Items from an interface collection:
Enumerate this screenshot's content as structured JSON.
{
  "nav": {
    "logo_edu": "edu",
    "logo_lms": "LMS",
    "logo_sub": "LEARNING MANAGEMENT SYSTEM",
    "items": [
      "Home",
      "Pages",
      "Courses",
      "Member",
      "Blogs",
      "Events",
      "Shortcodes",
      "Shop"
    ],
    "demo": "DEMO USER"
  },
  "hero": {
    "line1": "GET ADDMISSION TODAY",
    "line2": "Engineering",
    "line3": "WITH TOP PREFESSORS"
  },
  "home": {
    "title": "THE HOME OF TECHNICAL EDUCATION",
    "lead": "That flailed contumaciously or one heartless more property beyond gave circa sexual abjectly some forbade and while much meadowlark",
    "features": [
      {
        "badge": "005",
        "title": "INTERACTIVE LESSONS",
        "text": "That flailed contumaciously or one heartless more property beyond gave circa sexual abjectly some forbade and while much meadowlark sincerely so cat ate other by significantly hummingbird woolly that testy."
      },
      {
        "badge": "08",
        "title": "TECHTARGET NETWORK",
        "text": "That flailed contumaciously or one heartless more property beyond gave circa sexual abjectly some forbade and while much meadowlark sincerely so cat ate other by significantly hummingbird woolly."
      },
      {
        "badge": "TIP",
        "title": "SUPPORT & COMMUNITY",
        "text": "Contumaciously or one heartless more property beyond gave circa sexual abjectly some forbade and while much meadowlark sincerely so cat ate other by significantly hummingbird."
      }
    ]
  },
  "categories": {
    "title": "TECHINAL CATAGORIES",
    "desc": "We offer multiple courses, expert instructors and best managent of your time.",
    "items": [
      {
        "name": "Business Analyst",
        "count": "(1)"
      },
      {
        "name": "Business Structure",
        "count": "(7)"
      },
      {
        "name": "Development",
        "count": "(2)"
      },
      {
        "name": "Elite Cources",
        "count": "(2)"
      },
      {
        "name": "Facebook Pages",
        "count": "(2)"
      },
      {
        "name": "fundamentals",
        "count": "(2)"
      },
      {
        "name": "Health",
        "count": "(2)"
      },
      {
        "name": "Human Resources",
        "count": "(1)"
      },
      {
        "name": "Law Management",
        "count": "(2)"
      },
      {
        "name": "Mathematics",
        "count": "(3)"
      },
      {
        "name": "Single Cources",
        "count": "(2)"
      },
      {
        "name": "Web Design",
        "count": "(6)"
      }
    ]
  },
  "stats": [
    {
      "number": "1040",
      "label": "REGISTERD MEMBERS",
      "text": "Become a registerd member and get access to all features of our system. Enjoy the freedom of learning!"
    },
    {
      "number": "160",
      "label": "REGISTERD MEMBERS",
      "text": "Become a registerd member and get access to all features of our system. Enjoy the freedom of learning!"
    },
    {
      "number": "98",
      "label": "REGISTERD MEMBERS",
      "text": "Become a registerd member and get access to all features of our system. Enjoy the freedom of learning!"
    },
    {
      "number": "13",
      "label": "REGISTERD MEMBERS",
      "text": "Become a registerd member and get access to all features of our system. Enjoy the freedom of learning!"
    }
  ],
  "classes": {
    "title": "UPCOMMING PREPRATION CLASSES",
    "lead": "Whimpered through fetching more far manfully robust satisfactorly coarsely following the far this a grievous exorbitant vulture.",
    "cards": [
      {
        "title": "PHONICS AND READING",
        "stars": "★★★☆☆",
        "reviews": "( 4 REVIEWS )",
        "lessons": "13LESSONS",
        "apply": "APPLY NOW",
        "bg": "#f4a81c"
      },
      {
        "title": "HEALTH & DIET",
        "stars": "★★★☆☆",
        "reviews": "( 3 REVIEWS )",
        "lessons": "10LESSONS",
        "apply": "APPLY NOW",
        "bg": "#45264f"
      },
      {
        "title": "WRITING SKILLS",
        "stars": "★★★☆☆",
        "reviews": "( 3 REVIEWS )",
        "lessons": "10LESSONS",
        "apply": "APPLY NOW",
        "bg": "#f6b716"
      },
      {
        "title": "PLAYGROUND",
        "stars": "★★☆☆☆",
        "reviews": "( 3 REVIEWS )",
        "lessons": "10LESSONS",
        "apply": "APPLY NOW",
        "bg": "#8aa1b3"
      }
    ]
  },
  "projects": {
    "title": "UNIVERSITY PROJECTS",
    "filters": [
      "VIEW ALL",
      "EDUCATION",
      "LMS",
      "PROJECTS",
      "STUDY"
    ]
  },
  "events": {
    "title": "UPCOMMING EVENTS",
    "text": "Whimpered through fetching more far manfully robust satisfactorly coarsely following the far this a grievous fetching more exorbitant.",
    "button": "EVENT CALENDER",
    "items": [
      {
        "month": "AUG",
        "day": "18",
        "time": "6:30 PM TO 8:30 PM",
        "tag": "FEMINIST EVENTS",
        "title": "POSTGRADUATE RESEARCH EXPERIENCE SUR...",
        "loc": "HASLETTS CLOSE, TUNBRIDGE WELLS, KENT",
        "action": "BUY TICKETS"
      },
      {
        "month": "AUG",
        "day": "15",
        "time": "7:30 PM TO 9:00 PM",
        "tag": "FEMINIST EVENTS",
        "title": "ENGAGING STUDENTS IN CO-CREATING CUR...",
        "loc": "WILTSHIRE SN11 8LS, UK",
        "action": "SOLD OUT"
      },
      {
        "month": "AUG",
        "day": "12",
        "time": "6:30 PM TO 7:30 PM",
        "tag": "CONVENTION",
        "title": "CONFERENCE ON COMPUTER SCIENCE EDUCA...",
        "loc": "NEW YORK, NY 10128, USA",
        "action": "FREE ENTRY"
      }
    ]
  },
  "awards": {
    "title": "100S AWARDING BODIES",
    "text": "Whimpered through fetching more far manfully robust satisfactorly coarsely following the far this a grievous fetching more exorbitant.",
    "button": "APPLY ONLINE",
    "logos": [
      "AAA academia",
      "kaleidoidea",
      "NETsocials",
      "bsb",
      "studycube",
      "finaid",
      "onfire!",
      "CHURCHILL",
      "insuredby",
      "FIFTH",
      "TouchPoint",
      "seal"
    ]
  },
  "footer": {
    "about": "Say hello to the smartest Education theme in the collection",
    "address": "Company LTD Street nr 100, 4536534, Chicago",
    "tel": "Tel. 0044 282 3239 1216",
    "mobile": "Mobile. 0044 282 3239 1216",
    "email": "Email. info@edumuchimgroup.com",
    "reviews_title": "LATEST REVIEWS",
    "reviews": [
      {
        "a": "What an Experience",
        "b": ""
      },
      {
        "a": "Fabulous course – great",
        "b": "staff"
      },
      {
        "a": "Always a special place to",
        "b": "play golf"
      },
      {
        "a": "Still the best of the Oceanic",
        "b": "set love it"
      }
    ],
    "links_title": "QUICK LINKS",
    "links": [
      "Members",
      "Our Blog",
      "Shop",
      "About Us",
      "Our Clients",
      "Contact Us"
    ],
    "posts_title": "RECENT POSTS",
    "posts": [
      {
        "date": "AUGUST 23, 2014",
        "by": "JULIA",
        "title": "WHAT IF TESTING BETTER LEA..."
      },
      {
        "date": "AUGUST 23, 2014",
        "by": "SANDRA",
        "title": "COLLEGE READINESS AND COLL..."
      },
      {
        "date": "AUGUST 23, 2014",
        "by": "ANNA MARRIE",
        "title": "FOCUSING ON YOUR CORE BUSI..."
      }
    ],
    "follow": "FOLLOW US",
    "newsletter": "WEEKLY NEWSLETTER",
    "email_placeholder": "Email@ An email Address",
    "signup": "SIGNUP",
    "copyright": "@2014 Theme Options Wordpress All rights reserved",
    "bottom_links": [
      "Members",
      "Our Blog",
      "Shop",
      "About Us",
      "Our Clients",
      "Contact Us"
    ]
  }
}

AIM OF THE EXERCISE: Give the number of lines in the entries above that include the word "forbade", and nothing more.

ANSWER TO THIS EXERCISE: 4